It took a large amount of time from me but I have no regrets over Final Fantasy III, in the end there was enough positives to outweigh the negatives. The game is easily one of the best instalments in the series.
Wednesday, 4 January 2012
I've made a challenge for myself, it is called the Game Break Challenge. Starting from now I will play and complete 50 games, when I have completed all 50 I must take a year long break from video games. I know this sounds like the ramblings of a lunatic but I want to give it a chance. If I stopped playing video games I would be left with a huge void I could fill with all new things, I could take up fishing or something. If anything this would be the perfect chance to read and watch the great films and books I have dodged over the years. The challenge starts next week, until then here is the last game I played before taking on this challenge.
Red Steel 2 is the sequel to the incredibly mediocre and drab Wii launch title Red Steel. With the memory of the first game fading away Ubisoft did the right thing and rebooted the series, moving away from the Yakuza concept in favour of something more original. Red Steel 2 takes place in a setting reminiscent of the TV show Firefly where Western and Eastern cultures have fused together to create an Asian Wild West world where men battle each other with Six-shooters and Katana's. The developers rectified many if not all the issues with the original game, Red Steel 2 is better than the first in every conceivable way.
Red Steel had control issues due to the Wii remote, the aiming was inaccurate and the sword play just did not work at all with unresponsive controls deciding the outcome by chance. It would be wrong to blame all of the problems in the original Red Steel on controls, even if Red Steel had been on the PS2 the poor gameplay and design would ultimately purge the game into the Average at best category. With the motion + add on the Wii controller is only now living up to its potential, Red Steel 2 was to be the game to live up to said potential but to be honest it is only half way there.

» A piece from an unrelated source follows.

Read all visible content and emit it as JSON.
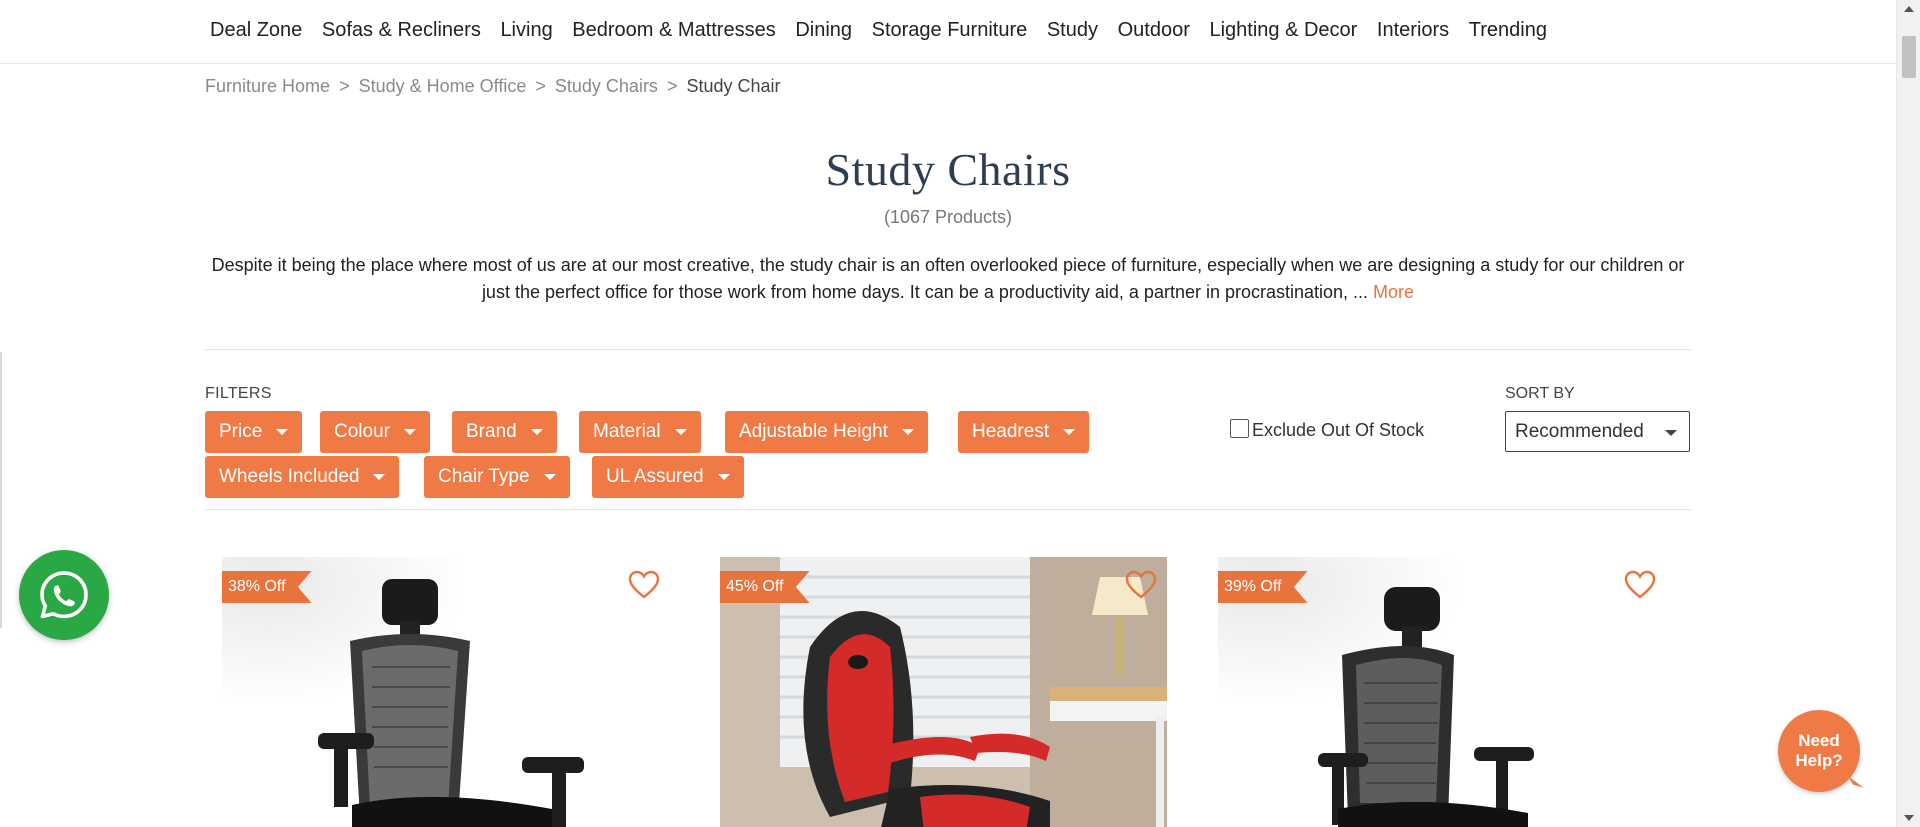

The motion + makes your gun aim perfectly and while the sword combat is accurate it still boils downs to flinging your arm from side to side like you are at a Piñata party.

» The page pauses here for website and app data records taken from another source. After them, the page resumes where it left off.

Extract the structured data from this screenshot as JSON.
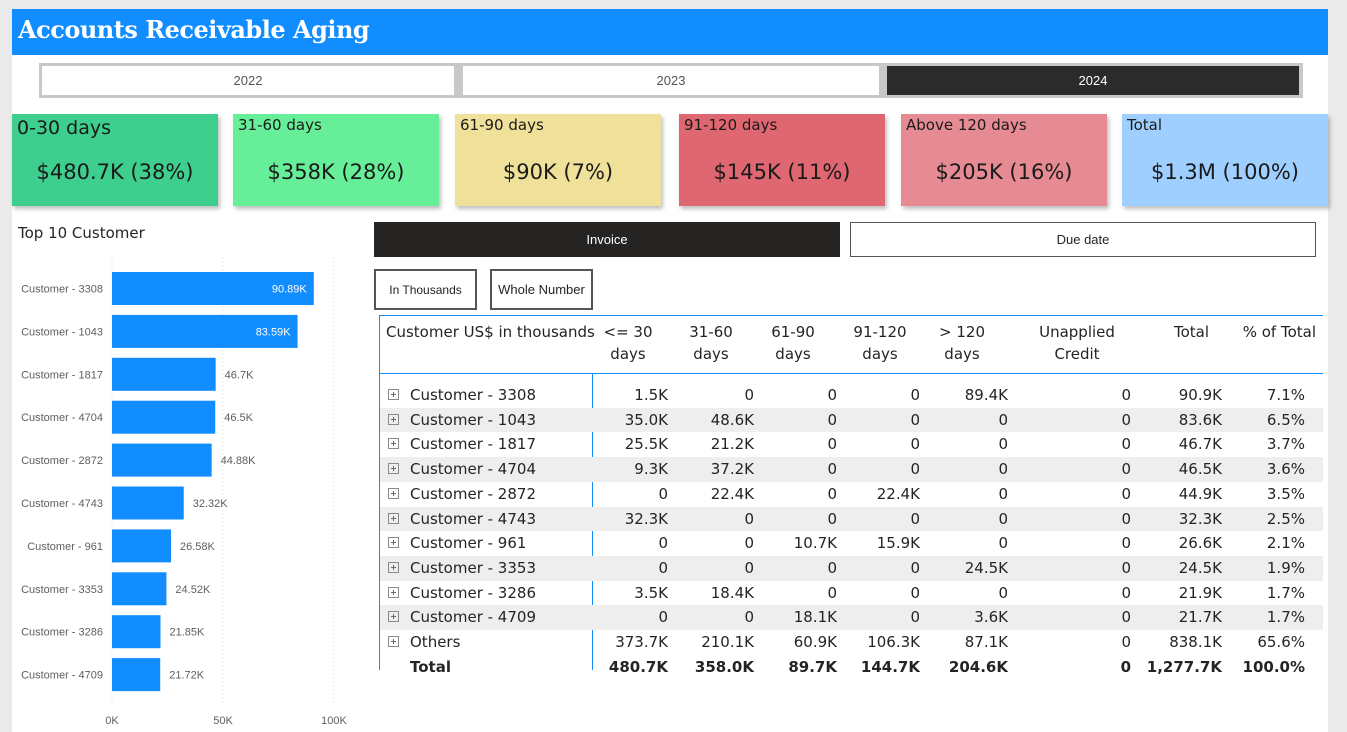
{
  "header": {
    "title": "Accounts Receivable Aging"
  },
  "years": [
    {
      "label": "2022",
      "selected": false
    },
    {
      "label": "2023",
      "selected": false
    },
    {
      "label": "2024",
      "selected": true
    }
  ],
  "kpis": [
    {
      "label": "0-30 days",
      "value": "$480.7K (38%)",
      "color": "#3ecf8e"
    },
    {
      "label": "31-60 days",
      "value": "$358K (28%)",
      "color": "#66ef98"
    },
    {
      "label": "61-90 days",
      "value": "$90K (7%)",
      "color": "#efe09a"
    },
    {
      "label": "91-120 days",
      "value": "$145K (11%)",
      "color": "#df6771"
    },
    {
      "label": "Above 120 days",
      "value": "$205K (16%)",
      "color": "#e68b93"
    },
    {
      "label": "Total",
      "value": "$1.3M (100%)",
      "color": "#9ecfff"
    }
  ],
  "bar_chart_title": "Top 10 Customer",
  "chart_data": {
    "type": "bar",
    "orientation": "horizontal",
    "title": "Top 10 Customer",
    "categories": [
      "Customer - 3308",
      "Customer - 1043",
      "Customer - 1817",
      "Customer - 4704",
      "Customer - 2872",
      "Customer - 4743",
      "Customer - 961",
      "Customer - 3353",
      "Customer - 3286",
      "Customer - 4709"
    ],
    "values": [
      90890,
      83590,
      46700,
      46500,
      44880,
      32320,
      26580,
      24520,
      21850,
      21720
    ],
    "data_labels": [
      "90.89K",
      "83.59K",
      "46.7K",
      "46.5K",
      "44.88K",
      "32.32K",
      "26.58K",
      "24.52K",
      "21.85K",
      "21.72K"
    ],
    "x_ticks": [
      0,
      50000,
      100000
    ],
    "x_tick_labels": [
      "0K",
      "50K",
      "100K"
    ],
    "xlim": [
      0,
      100000
    ],
    "bar_color": "#118dff",
    "grid": true,
    "xlabel": "",
    "ylabel": ""
  },
  "toggles": {
    "invoice": "Invoice",
    "due_date": "Due date",
    "in_thousands": "In Thousands",
    "whole_number": "Whole Number"
  },
  "matrix": {
    "headers": [
      "Customer US$ in thousands",
      "<= 30\ndays",
      "31-60\ndays",
      "61-90\ndays",
      "91-120\ndays",
      "> 120\ndays",
      "Unapplied\nCredit",
      "Total",
      "% of Total"
    ],
    "rows": [
      [
        "Customer - 3308",
        "1.5K",
        "0",
        "0",
        "0",
        "89.4K",
        "0",
        "90.9K",
        "7.1%"
      ],
      [
        "Customer - 1043",
        "35.0K",
        "48.6K",
        "0",
        "0",
        "0",
        "0",
        "83.6K",
        "6.5%"
      ],
      [
        "Customer - 1817",
        "25.5K",
        "21.2K",
        "0",
        "0",
        "0",
        "0",
        "46.7K",
        "3.7%"
      ],
      [
        "Customer - 4704",
        "9.3K",
        "37.2K",
        "0",
        "0",
        "0",
        "0",
        "46.5K",
        "3.6%"
      ],
      [
        "Customer - 2872",
        "0",
        "22.4K",
        "0",
        "22.4K",
        "0",
        "0",
        "44.9K",
        "3.5%"
      ],
      [
        "Customer - 4743",
        "32.3K",
        "0",
        "0",
        "0",
        "0",
        "0",
        "32.3K",
        "2.5%"
      ],
      [
        "Customer - 961",
        "0",
        "0",
        "10.7K",
        "15.9K",
        "0",
        "0",
        "26.6K",
        "2.1%"
      ],
      [
        "Customer - 3353",
        "0",
        "0",
        "0",
        "0",
        "24.5K",
        "0",
        "24.5K",
        "1.9%"
      ],
      [
        "Customer - 3286",
        "3.5K",
        "18.4K",
        "0",
        "0",
        "0",
        "0",
        "21.9K",
        "1.7%"
      ],
      [
        "Customer - 4709",
        "0",
        "0",
        "18.1K",
        "0",
        "3.6K",
        "0",
        "21.7K",
        "1.7%"
      ],
      [
        "Others",
        "373.7K",
        "210.1K",
        "60.9K",
        "106.3K",
        "87.1K",
        "0",
        "838.1K",
        "65.6%"
      ]
    ],
    "total": [
      "Total",
      "480.7K",
      "358.0K",
      "89.7K",
      "144.7K",
      "204.6K",
      "0",
      "1,277.7K",
      "100.0%"
    ]
  }
}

The cel-shaded graphical style of the game makes it more visually appealing and attractive than its predecessor but as far as the Wii is concerned anything aiming for a realistic style may as well not bother.
The story and narrative structure is linear with the gist of it boiling down to “go here, do this, come back for your next mission”, a repetitive structure which gives the player the same set of tasks again and again, this problem falls on the side missions with each one being a variant of “destroy x number of these, find x number of these, kill x number of bad guys”. It comes down to is the game needlessly padding itself out. Take the side missions away and the game becomes short, and not Portal short where the game is no longer than it needs to be, Red Steel 2 is the type of short where you feel there is some wasted potential.
A lot of the potential is lost in the lack of challenge provided. The upgrades can over power your character making him near invincible. The sword techniques you learn is where all challenge is lost, half way through the game you learn a move called The Tiger, a move capable of blocking all attacks and breaking the enemies guard, once you have this technique the game becomes an exercise tool for your arm, even bosses bow down to the power of The Tiger.
I do like Red Steel 2 but it often comes off as being designed by a committee following a check list. Quick Time Events are used in one cut scene just for the sake of it. Many things in Red Steel 2 seem to be there for the sake of it. Maybe the developers had to pass a cliché test before the game could be released.
Despite all the flaws Red Steel 2 is still one of the stronger 3rd party titles on the Wii.